  • MLA 7th ed.: Taylor, Bill. "Sheer simplicity the key to Doctor Who's popularity." Toronto Star [add city] 1986-08-20, B3. Print.
  • Chicago 15th ed.: Taylor, Bill. "Sheer simplicity the key to Doctor Who's popularity." Toronto Star, edition, sec., 1986-08-20
  • Turabian: Taylor, Bill. "Sheer simplicity the key to Doctor Who's popularity." Toronto Star, 1986-08-20, section, B3 edition.
  • Wikipedia (this article): <ref>{{cite news| title=Sheer simplicity the key to Doctor Who's popularity | url=http://cuttingsarchive.org/index.php/Sheer_simplicity_the_key_to_Doctor_Who%27s_popularity | work=Toronto Star | pages=B3 | date=1986-08-20 | via=Doctor Who Cuttings Archive | accessdate=20 October 2019 }}</ref>

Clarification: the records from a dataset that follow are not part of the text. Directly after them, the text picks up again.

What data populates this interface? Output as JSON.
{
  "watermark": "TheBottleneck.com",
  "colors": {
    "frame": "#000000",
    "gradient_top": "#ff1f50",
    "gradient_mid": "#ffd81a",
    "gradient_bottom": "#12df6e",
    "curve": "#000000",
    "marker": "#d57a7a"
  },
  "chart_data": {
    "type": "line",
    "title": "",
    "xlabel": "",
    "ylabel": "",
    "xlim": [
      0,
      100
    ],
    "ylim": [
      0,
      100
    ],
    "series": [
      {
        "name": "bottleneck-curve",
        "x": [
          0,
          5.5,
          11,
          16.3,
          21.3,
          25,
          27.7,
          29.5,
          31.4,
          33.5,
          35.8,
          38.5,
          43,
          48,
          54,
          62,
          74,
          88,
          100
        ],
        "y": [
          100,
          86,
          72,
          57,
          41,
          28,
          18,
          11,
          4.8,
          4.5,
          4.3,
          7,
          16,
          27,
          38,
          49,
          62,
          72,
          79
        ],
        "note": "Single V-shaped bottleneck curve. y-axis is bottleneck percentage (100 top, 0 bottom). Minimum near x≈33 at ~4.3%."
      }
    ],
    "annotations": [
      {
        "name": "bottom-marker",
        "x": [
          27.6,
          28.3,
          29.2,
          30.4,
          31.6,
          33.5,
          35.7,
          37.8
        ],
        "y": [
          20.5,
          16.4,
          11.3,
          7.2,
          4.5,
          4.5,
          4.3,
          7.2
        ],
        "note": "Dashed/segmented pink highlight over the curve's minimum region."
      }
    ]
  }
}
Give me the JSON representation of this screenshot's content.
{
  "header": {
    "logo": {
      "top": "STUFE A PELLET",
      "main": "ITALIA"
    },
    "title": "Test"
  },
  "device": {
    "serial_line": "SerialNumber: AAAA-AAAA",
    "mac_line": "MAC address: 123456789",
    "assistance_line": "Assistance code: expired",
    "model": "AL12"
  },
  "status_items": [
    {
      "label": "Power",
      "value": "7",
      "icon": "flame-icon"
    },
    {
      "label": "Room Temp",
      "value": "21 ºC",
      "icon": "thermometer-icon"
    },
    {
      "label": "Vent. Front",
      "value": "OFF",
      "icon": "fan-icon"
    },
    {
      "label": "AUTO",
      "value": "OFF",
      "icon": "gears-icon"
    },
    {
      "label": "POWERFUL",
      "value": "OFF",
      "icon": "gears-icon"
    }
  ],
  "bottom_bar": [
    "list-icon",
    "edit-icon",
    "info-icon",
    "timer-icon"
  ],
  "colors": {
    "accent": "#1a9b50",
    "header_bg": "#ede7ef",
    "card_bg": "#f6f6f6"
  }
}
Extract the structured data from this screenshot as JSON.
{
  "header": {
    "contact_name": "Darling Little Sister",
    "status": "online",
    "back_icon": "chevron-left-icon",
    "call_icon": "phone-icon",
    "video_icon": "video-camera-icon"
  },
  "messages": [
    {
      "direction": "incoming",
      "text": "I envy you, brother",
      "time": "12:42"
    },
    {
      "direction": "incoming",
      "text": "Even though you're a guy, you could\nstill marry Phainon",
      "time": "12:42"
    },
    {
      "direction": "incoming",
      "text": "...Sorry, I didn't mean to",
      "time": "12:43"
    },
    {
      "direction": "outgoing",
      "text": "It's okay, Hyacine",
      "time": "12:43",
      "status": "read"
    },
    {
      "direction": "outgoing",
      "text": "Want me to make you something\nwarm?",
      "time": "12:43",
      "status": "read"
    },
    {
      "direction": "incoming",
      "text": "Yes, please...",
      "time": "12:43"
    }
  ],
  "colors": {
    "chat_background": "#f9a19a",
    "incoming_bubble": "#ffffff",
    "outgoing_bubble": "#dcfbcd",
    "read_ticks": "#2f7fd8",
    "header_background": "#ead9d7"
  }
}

  • Wikipedia (this page): <ref>{{cite web | title=Sheer simplicity the key to Doctor Who's popularity | url=http://cuttingsarchive.org/index.php/Sheer_simplicity_the_key_to_Doctor_Who%27s_popularity | work=Doctor Who Cuttings Archive | accessdate=20 October 2019}}</ref>